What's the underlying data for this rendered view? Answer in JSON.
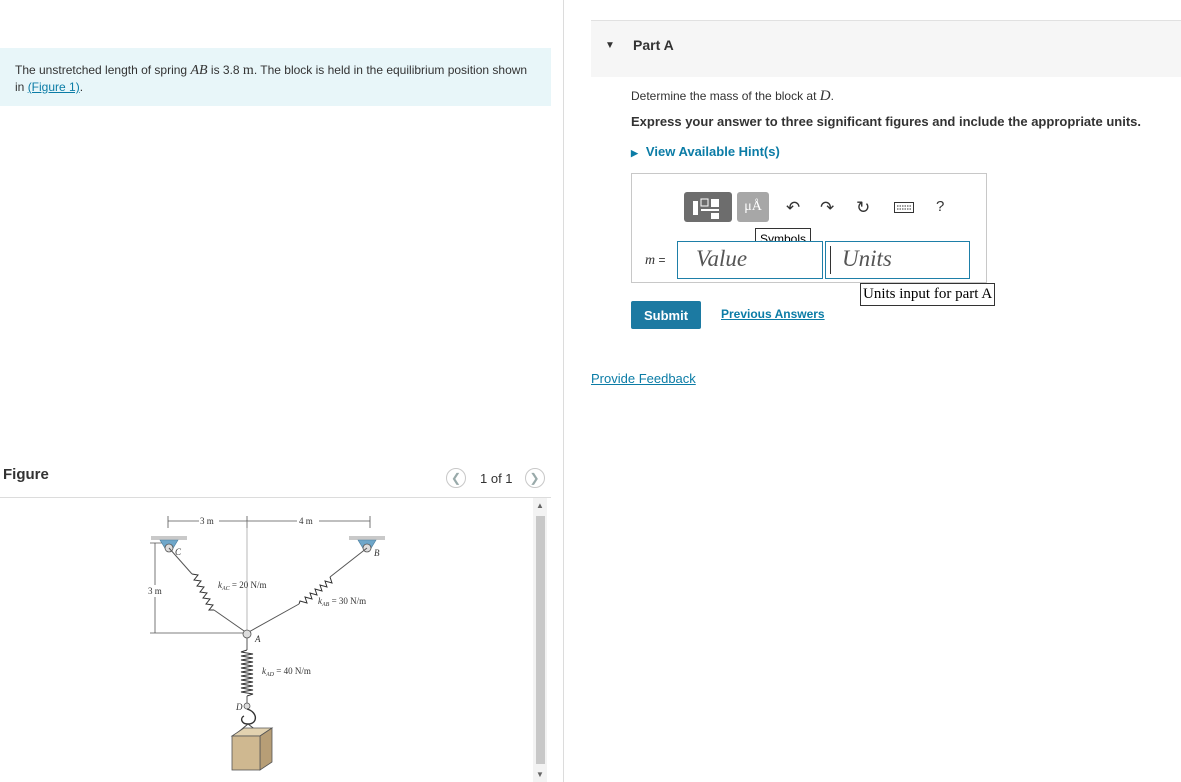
{
  "problem": {
    "text_before": "The unstretched length of spring ",
    "var_ab": "AB",
    "text_mid": " is 3.8 ",
    "unit_m": "m",
    "text_after": ". The block is held in the equilibrium position shown in ",
    "figure_link": "(Figure 1)",
    "period": "."
  },
  "figure": {
    "title": "Figure",
    "pager_text": "1 of 1",
    "dim_3m_top": "3 m",
    "dim_4m_top": "4 m",
    "dim_3m_side": "3 m",
    "label_c": "C",
    "label_b": "B",
    "label_a": "A",
    "label_d": "D",
    "k_ac": "k",
    "k_ac_sub": "AC",
    "k_ac_val": " = 20 N/m",
    "k_ab": "k",
    "k_ab_sub": "AB",
    "k_ab_val": " = 30 N/m",
    "k_ad": "k",
    "k_ad_sub": "AD",
    "k_ad_val": " = 40 N/m"
  },
  "part": {
    "title": "Part A",
    "question_before": "Determine the mass of the block at ",
    "question_var": "D",
    "question_after": ".",
    "instruction": "Express your answer to three significant figures and include the appropriate units.",
    "hint_link": "View Available Hint(s)"
  },
  "answer": {
    "tool_symbols_glyph": "μÅ",
    "symbols_tooltip": "Symbols",
    "var_label": "m",
    "equals": " =",
    "value_placeholder": "Value",
    "units_placeholder": "Units",
    "units_tooltip": "Units input for part A",
    "help_glyph": "?"
  },
  "actions": {
    "submit": "Submit",
    "previous_answers": "Previous Answers",
    "provide_feedback": "Provide Feedback"
  }
}
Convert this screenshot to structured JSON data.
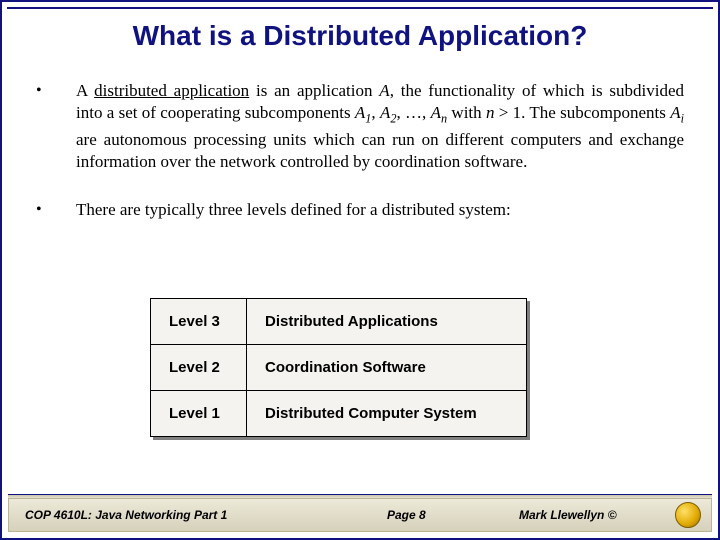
{
  "title": "What is a Distributed Application?",
  "bullets": {
    "b1_pre": "A ",
    "b1_ul": "distributed application",
    "b1_mid1": " is an application ",
    "b1_A": "A",
    "b1_mid2": ", the functionality of which is subdivided into a set of cooperating subcomponents ",
    "b1_A1": "A",
    "b1_s1": "1",
    "b1_c1": ", ",
    "b1_A2": "A",
    "b1_s2": "2",
    "b1_c2": ", …, ",
    "b1_An": "A",
    "b1_sn": "n",
    "b1_mid3": " with ",
    "b1_n": "n",
    "b1_gt": " > 1.  The subcomponents ",
    "b1_Ai": "A",
    "b1_si": "i",
    "b1_tail": " are autonomous processing units which can run on different computers and exchange information over the network controlled by coordination software.",
    "b2": "There are typically three levels defined for a distributed system:"
  },
  "table": {
    "rows": [
      {
        "level": "Level 3",
        "desc": "Distributed Applications"
      },
      {
        "level": "Level 2",
        "desc": "Coordination Software"
      },
      {
        "level": "Level 1",
        "desc": "Distributed Computer System"
      }
    ]
  },
  "footer": {
    "course": "COP 4610L: Java Networking Part 1",
    "page": "Page 8",
    "author": "Mark Llewellyn ©"
  }
}
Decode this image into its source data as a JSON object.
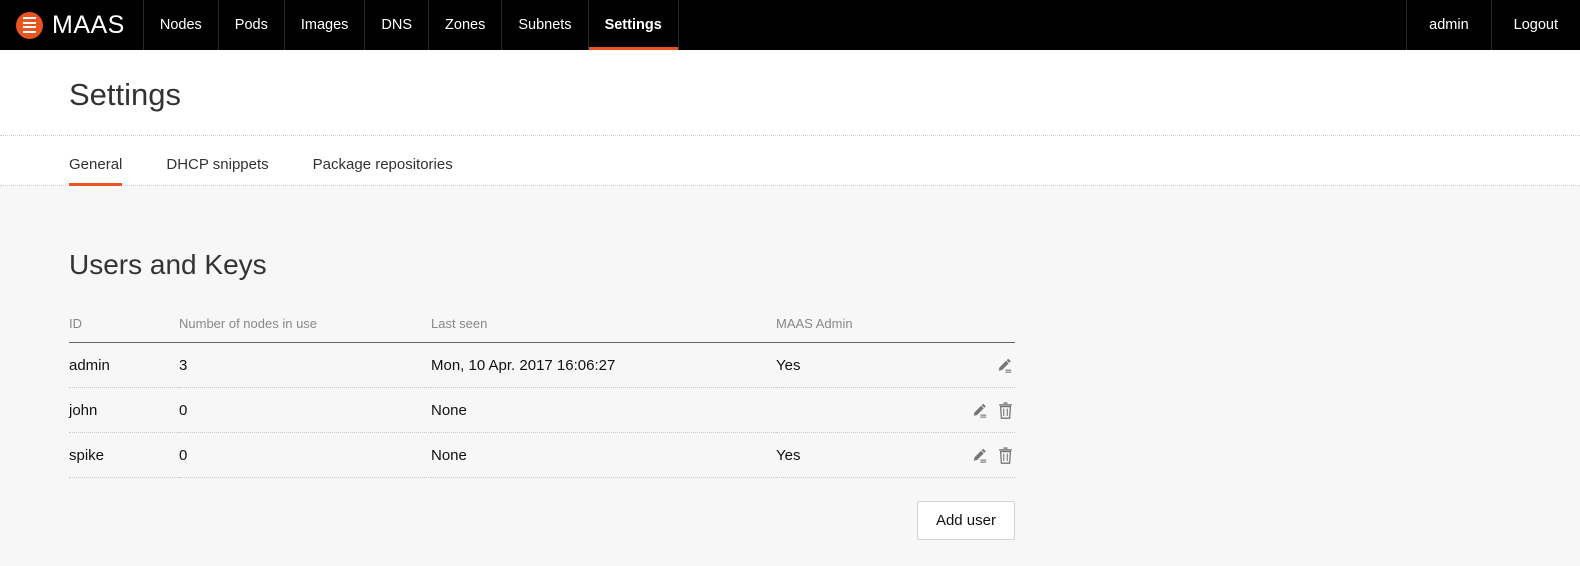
{
  "nav": {
    "brand": {
      "name": "MAAS",
      "logo_icon": "maas-circle-lines-icon"
    },
    "items": [
      {
        "label": "Nodes",
        "active": false
      },
      {
        "label": "Pods",
        "active": false
      },
      {
        "label": "Images",
        "active": false
      },
      {
        "label": "DNS",
        "active": false
      },
      {
        "label": "Zones",
        "active": false
      },
      {
        "label": "Subnets",
        "active": false
      },
      {
        "label": "Settings",
        "active": true
      }
    ],
    "user_label": "admin",
    "logout_label": "Logout"
  },
  "header": {
    "title": "Settings"
  },
  "tabs": [
    {
      "label": "General",
      "active": true
    },
    {
      "label": "DHCP snippets",
      "active": false
    },
    {
      "label": "Package repositories",
      "active": false
    }
  ],
  "main": {
    "section_title": "Users and Keys",
    "table": {
      "columns": [
        "ID",
        "Number of nodes in use",
        "Last seen",
        "MAAS Admin",
        ""
      ],
      "rows": [
        {
          "id": "admin",
          "nodes": "3",
          "last_seen": "Mon, 10 Apr. 2017 16:06:27",
          "maas_admin": "Yes",
          "edit_icon": "pencil-icon",
          "delete_icon": null
        },
        {
          "id": "john",
          "nodes": "0",
          "last_seen": "None",
          "maas_admin": "",
          "edit_icon": "pencil-icon",
          "delete_icon": "trash-icon"
        },
        {
          "id": "spike",
          "nodes": "0",
          "last_seen": "None",
          "maas_admin": "Yes",
          "edit_icon": "pencil-icon",
          "delete_icon": "trash-icon"
        }
      ]
    },
    "add_user_label": "Add user"
  },
  "colors": {
    "accent": "#e95420",
    "nav_background": "#000000",
    "page_background": "#f7f7f7",
    "panel_background": "#ffffff",
    "text": "#111111",
    "muted_text": "#888888"
  }
}
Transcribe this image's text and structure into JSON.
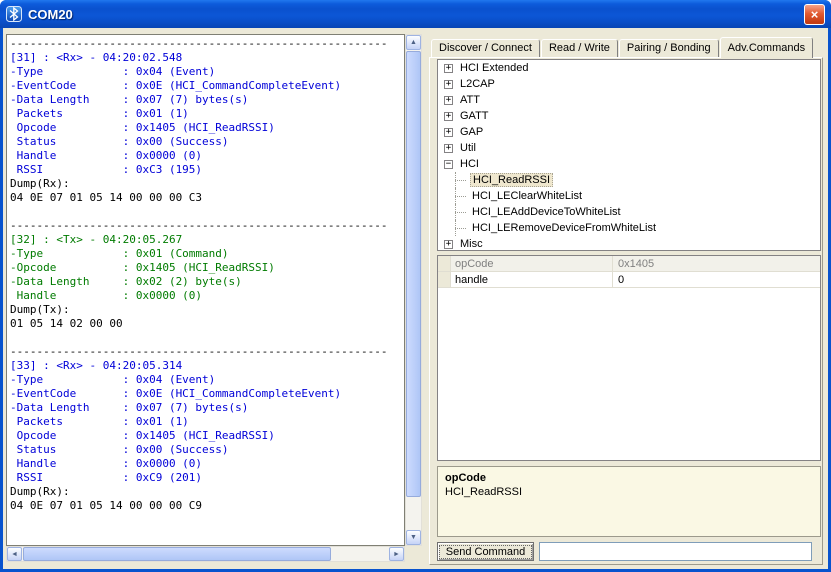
{
  "window": {
    "title": "COM20"
  },
  "colors": {
    "rx": "#0000D8",
    "tx": "#007B00",
    "plain": "#000000",
    "titlebar": "#0A51CE",
    "selection": "#EFE7CE"
  },
  "tabs": {
    "items": [
      "Discover / Connect",
      "Read / Write",
      "Pairing / Bonding",
      "Adv.Commands"
    ],
    "active": "Adv.Commands"
  },
  "log": {
    "entries": [
      {
        "kind": "plain",
        "text": "---------------------------------------------------------"
      },
      {
        "kind": "rx",
        "text": "[31] : <Rx> - 04:20:02.548"
      },
      {
        "kind": "rx",
        "text": "-Type            : 0x04 (Event)"
      },
      {
        "kind": "rx",
        "text": "-EventCode       : 0x0E (HCI_CommandCompleteEvent)"
      },
      {
        "kind": "rx",
        "text": "-Data Length     : 0x07 (7) bytes(s)"
      },
      {
        "kind": "rx",
        "text": " Packets         : 0x01 (1)"
      },
      {
        "kind": "rx",
        "text": " Opcode          : 0x1405 (HCI_ReadRSSI)"
      },
      {
        "kind": "rx",
        "text": " Status          : 0x00 (Success)"
      },
      {
        "kind": "rx",
        "text": " Handle          : 0x0000 (0)"
      },
      {
        "kind": "rx",
        "text": " RSSI            : 0xC3 (195)"
      },
      {
        "kind": "plain",
        "text": "Dump(Rx): "
      },
      {
        "kind": "plain",
        "text": "04 0E 07 01 05 14 00 00 00 C3 "
      },
      {
        "kind": "plain",
        "text": ""
      },
      {
        "kind": "plain",
        "text": "---------------------------------------------------------"
      },
      {
        "kind": "tx",
        "text": "[32] : <Tx> - 04:20:05.267"
      },
      {
        "kind": "tx",
        "text": "-Type            : 0x01 (Command)"
      },
      {
        "kind": "tx",
        "text": "-Opcode          : 0x1405 (HCI_ReadRSSI)"
      },
      {
        "kind": "tx",
        "text": "-Data Length     : 0x02 (2) byte(s)"
      },
      {
        "kind": "tx",
        "text": " Handle          : 0x0000 (0)"
      },
      {
        "kind": "plain",
        "text": "Dump(Tx): "
      },
      {
        "kind": "plain",
        "text": "01 05 14 02 00 00 "
      },
      {
        "kind": "plain",
        "text": ""
      },
      {
        "kind": "plain",
        "text": "---------------------------------------------------------"
      },
      {
        "kind": "rx",
        "text": "[33] : <Rx> - 04:20:05.314"
      },
      {
        "kind": "rx",
        "text": "-Type            : 0x04 (Event)"
      },
      {
        "kind": "rx",
        "text": "-EventCode       : 0x0E (HCI_CommandCompleteEvent)"
      },
      {
        "kind": "rx",
        "text": "-Data Length     : 0x07 (7) bytes(s)"
      },
      {
        "kind": "rx",
        "text": " Packets         : 0x01 (1)"
      },
      {
        "kind": "rx",
        "text": " Opcode          : 0x1405 (HCI_ReadRSSI)"
      },
      {
        "kind": "rx",
        "text": " Status          : 0x00 (Success)"
      },
      {
        "kind": "rx",
        "text": " Handle          : 0x0000 (0)"
      },
      {
        "kind": "rx",
        "text": " RSSI            : 0xC9 (201)"
      },
      {
        "kind": "plain",
        "text": "Dump(Rx): "
      },
      {
        "kind": "plain",
        "text": "04 0E 07 01 05 14 00 00 00 C9 "
      }
    ]
  },
  "tree": {
    "items": [
      {
        "label": "HCI Extended",
        "level": 0,
        "expanded": false
      },
      {
        "label": "L2CAP",
        "level": 0,
        "expanded": false
      },
      {
        "label": "ATT",
        "level": 0,
        "expanded": false
      },
      {
        "label": "GATT",
        "level": 0,
        "expanded": false
      },
      {
        "label": "GAP",
        "level": 0,
        "expanded": false
      },
      {
        "label": "Util",
        "level": 0,
        "expanded": false
      },
      {
        "label": "HCI",
        "level": 0,
        "expanded": true
      },
      {
        "label": "HCI_ReadRSSI",
        "level": 1,
        "selected": true
      },
      {
        "label": "HCI_LEClearWhiteList",
        "level": 1
      },
      {
        "label": "HCI_LEAddDeviceToWhiteList",
        "level": 1
      },
      {
        "label": "HCI_LERemoveDeviceFromWhiteList",
        "level": 1
      },
      {
        "label": "Misc",
        "level": 0,
        "expanded": false
      }
    ]
  },
  "property_grid": {
    "rows": [
      {
        "name": "opCode",
        "value": "0x1405",
        "readonly": true
      },
      {
        "name": "handle",
        "value": "0",
        "readonly": false
      }
    ]
  },
  "help": {
    "title": "opCode",
    "text": "HCI_ReadRSSI"
  },
  "actions": {
    "send_button": "Send Command",
    "command_input_value": ""
  }
}
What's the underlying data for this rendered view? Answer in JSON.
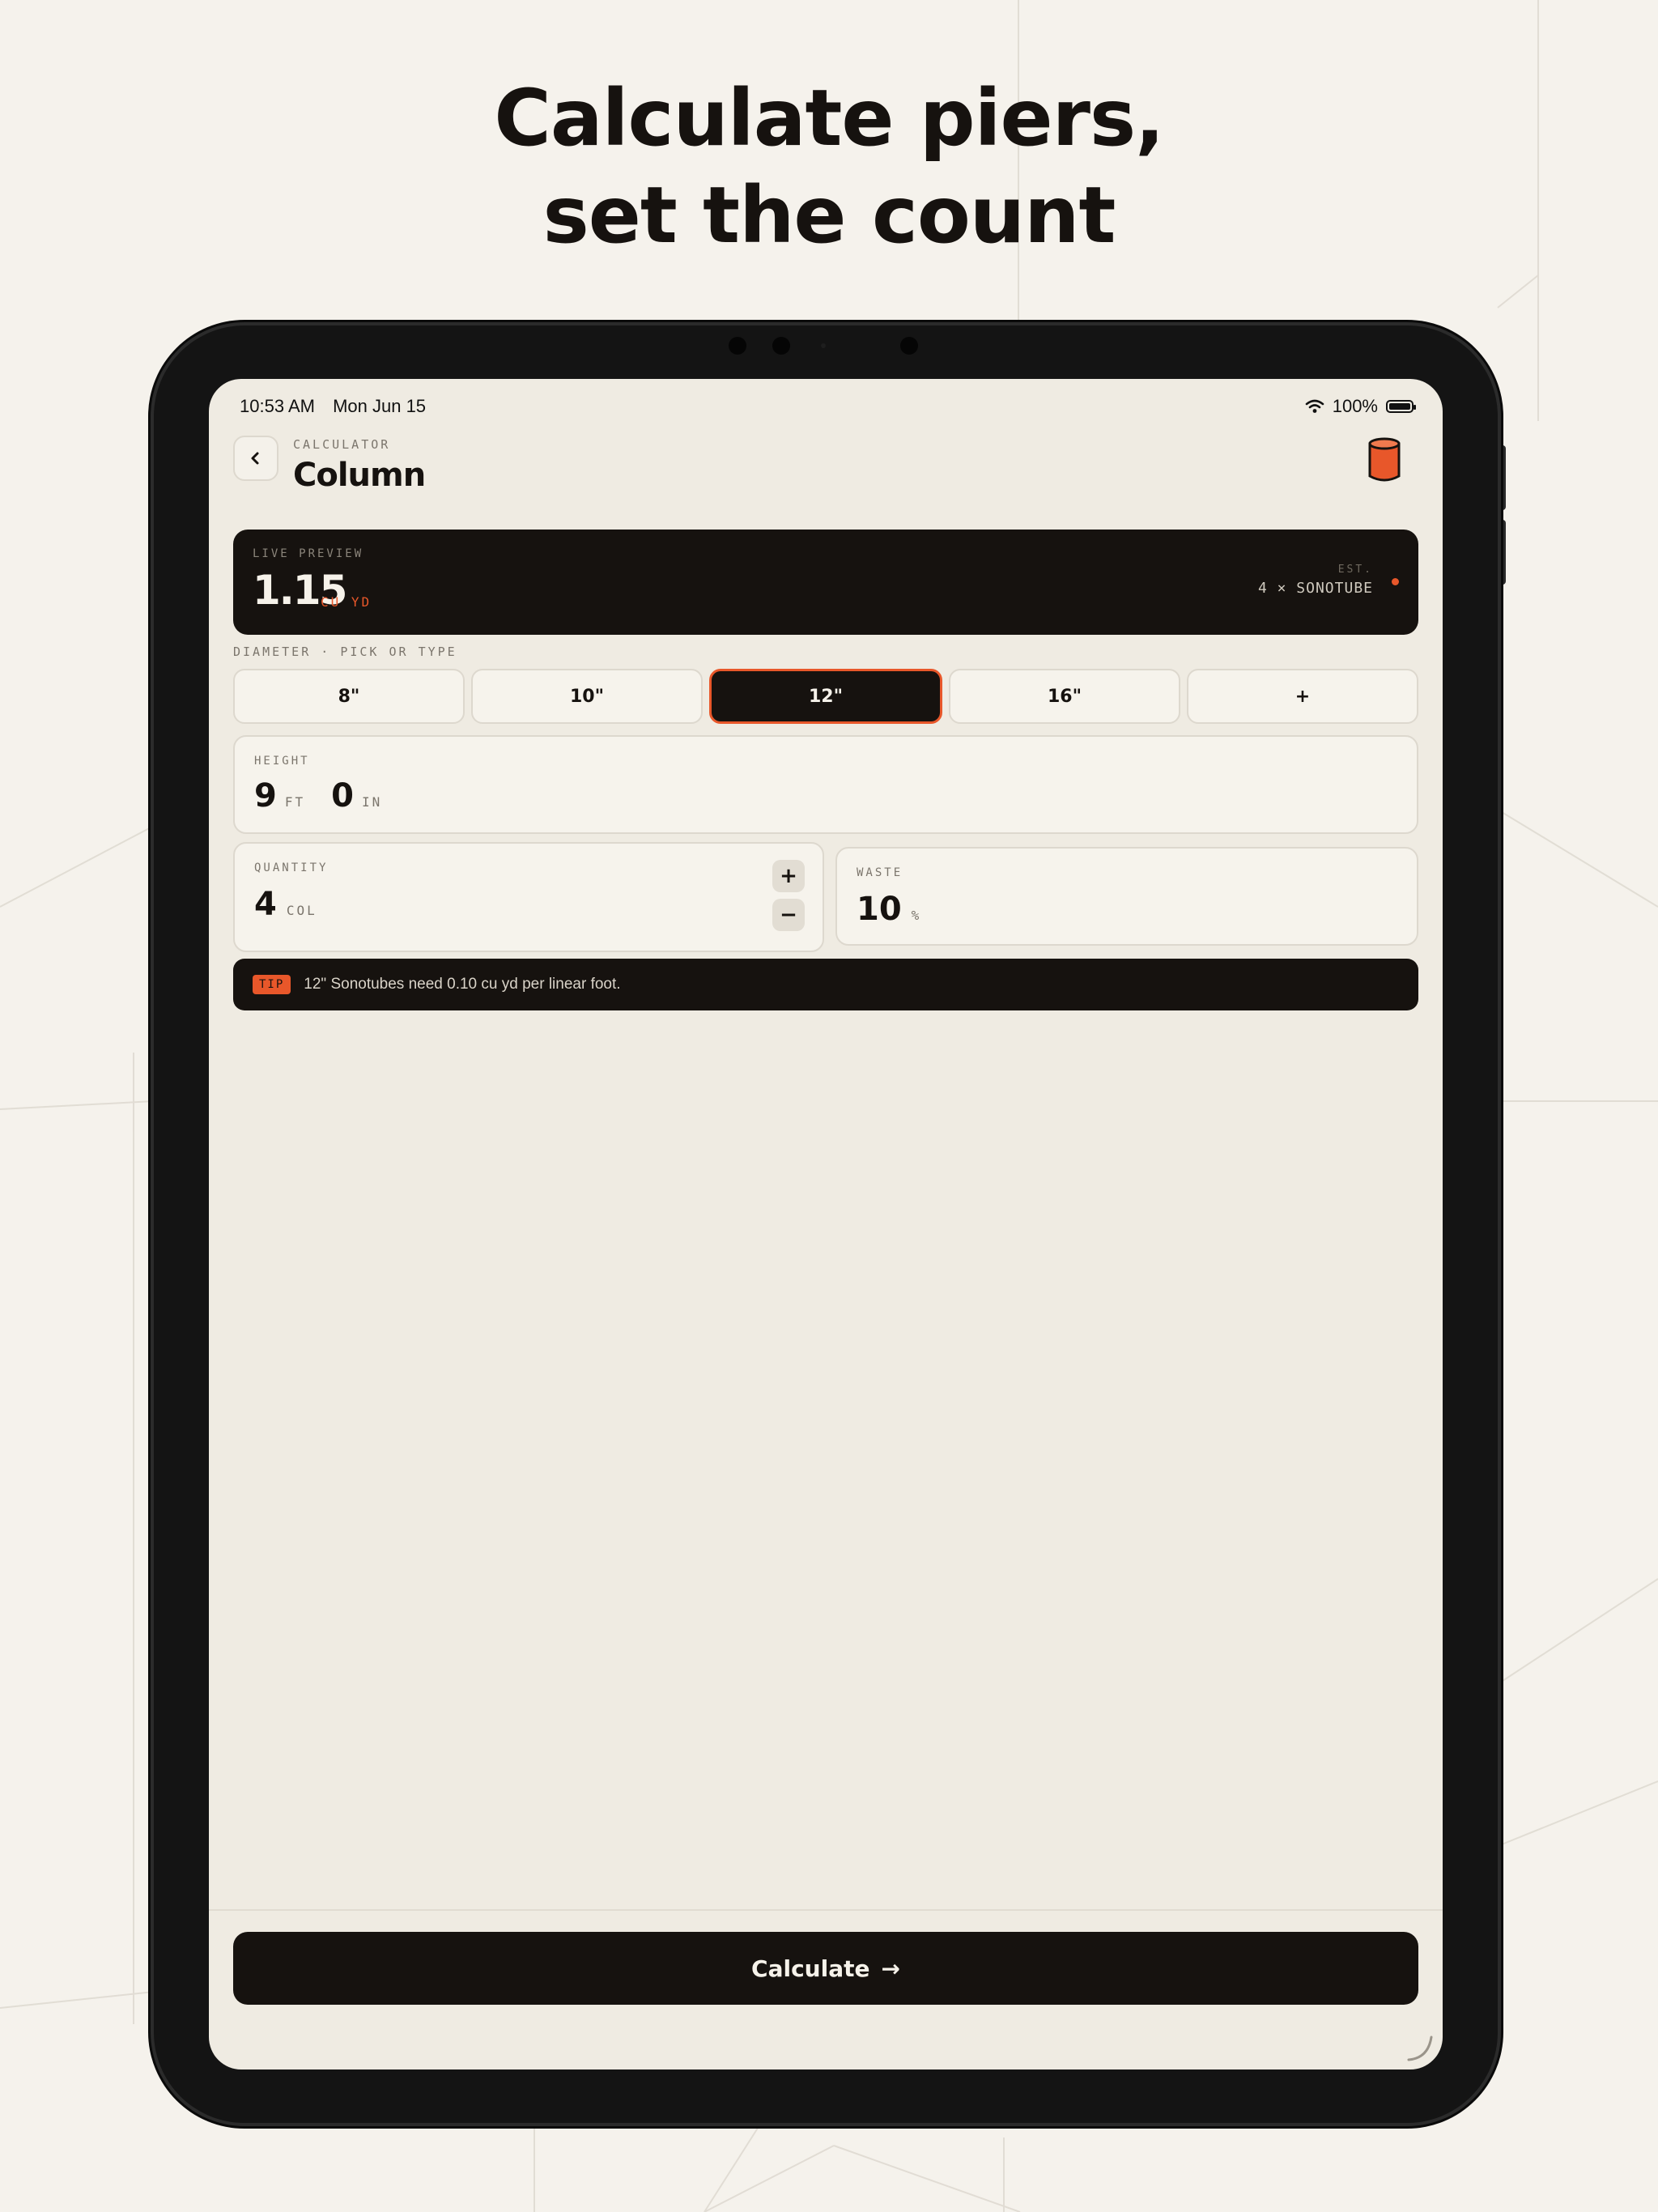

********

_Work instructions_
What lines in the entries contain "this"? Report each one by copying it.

_Answer box_
What's the underlying data for this rendered view? Answer in JSON.
Convert this screenshot to structured JSON data.
Decode this image into its source data as a JSON object.
Transcribe this image's text and structure into JSON.
What's the underlying data for this rendered view? Answer in JSON.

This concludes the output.